◆ Work task
Establish how many lines in the material include the string "Date" and report it as a lone number.

◆ Records for the task
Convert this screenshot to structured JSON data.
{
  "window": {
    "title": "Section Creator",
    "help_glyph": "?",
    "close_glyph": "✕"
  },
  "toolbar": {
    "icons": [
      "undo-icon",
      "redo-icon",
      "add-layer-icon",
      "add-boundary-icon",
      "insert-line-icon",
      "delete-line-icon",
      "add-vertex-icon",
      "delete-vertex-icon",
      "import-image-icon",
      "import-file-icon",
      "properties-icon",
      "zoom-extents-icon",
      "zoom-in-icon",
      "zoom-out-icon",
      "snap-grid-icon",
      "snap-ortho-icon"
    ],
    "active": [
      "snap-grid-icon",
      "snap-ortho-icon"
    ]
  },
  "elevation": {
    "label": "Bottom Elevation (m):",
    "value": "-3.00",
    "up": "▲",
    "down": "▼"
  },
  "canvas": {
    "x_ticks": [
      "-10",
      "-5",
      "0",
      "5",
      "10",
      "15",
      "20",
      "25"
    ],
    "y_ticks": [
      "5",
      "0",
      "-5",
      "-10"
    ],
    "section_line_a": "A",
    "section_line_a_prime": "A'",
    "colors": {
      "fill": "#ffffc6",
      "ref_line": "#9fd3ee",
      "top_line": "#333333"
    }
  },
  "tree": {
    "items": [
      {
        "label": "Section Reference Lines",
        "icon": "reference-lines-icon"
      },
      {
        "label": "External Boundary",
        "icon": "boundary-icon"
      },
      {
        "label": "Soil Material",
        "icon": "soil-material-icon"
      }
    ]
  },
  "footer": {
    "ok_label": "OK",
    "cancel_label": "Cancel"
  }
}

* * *

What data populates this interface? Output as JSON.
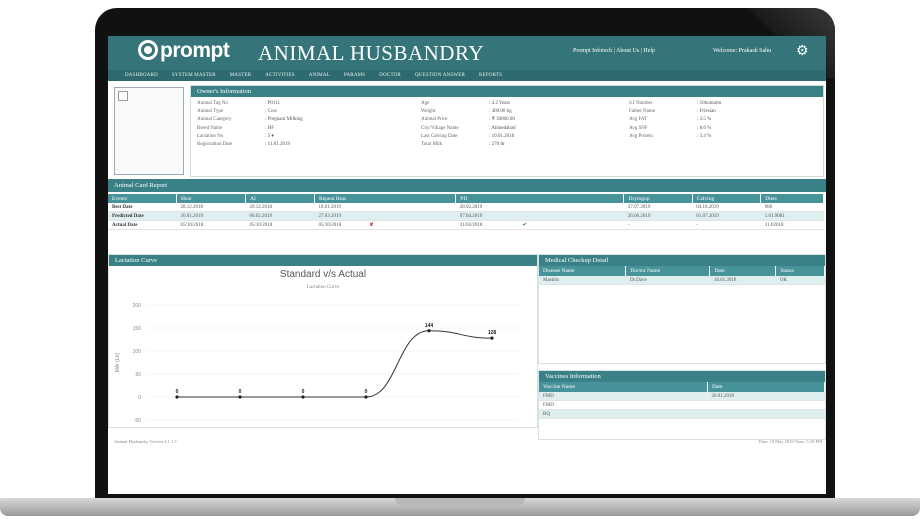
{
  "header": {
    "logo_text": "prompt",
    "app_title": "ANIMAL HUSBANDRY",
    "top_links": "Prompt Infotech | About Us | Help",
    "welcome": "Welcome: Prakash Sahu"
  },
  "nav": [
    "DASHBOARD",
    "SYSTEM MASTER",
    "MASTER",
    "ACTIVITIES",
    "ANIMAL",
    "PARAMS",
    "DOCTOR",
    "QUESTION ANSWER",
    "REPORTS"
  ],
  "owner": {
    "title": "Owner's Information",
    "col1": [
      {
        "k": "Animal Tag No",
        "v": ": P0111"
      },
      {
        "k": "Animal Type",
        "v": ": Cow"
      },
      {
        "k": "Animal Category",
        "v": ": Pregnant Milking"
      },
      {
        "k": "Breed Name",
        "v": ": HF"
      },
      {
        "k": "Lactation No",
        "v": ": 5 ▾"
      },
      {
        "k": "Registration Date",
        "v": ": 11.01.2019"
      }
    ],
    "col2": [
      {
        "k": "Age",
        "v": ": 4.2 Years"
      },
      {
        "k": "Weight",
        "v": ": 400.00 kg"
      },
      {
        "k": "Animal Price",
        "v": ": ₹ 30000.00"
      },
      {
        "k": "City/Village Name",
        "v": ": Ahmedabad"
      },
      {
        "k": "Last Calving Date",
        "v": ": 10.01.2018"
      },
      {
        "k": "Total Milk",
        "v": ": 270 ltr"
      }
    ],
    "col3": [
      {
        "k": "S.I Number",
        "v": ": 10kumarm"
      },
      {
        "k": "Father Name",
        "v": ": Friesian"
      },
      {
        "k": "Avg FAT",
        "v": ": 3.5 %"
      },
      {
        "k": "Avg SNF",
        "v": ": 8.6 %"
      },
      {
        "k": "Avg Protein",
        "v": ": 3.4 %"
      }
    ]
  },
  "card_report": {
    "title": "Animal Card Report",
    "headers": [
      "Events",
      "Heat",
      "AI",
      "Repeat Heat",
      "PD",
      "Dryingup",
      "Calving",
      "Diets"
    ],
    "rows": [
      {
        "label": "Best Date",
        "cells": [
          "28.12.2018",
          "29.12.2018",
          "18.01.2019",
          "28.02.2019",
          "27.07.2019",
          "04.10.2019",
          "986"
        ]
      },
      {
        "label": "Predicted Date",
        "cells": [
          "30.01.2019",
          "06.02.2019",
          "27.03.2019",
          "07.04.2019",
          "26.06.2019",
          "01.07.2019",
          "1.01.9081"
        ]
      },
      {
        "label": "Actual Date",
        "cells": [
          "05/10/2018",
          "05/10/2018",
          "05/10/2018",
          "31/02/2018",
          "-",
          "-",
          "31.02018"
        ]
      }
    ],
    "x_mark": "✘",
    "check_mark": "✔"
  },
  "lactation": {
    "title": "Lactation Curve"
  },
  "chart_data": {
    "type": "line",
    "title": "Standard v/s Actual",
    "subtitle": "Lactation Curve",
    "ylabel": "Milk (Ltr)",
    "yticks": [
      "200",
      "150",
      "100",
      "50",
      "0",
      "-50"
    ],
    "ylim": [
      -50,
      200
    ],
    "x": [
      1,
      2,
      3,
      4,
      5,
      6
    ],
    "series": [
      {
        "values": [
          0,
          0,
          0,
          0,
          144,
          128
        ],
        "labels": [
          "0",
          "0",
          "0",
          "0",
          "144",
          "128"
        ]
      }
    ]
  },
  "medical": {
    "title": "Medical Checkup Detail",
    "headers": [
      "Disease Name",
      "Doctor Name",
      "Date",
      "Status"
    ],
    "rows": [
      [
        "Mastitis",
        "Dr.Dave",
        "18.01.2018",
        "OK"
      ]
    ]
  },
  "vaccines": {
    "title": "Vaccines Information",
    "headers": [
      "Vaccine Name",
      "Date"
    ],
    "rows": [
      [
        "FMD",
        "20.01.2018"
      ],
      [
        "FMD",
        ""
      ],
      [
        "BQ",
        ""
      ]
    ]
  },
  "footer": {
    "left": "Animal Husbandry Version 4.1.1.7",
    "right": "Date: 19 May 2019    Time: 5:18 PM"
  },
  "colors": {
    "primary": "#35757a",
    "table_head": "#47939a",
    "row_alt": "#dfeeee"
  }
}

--

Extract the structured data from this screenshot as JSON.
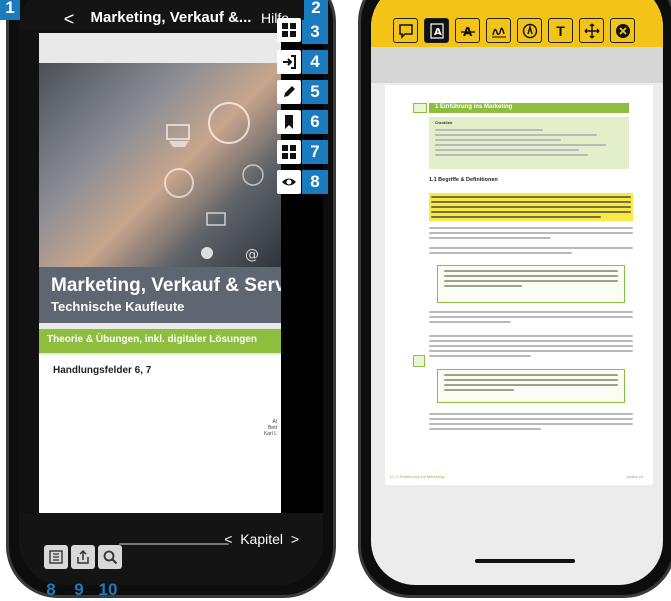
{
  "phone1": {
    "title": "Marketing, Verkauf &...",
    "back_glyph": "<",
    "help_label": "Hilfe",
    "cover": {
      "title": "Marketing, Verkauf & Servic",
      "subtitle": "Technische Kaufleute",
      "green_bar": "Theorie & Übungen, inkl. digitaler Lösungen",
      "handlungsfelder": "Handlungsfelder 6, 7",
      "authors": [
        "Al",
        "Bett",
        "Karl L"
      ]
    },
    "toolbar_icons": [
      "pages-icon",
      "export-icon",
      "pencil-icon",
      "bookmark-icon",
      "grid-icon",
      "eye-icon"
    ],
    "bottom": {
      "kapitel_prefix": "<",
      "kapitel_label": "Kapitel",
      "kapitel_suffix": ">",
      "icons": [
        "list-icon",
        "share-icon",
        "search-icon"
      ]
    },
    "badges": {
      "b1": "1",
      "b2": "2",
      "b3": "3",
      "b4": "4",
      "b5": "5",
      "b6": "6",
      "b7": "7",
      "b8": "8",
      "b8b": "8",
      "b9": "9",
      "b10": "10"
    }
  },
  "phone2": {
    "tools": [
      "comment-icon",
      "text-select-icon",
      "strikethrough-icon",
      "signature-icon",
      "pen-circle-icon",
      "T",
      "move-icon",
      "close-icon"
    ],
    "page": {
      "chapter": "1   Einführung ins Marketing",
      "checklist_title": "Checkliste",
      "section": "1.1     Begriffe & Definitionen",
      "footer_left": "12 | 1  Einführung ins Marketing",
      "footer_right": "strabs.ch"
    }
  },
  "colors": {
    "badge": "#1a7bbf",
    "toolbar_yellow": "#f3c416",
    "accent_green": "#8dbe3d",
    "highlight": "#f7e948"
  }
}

◆ Result for this exercise
8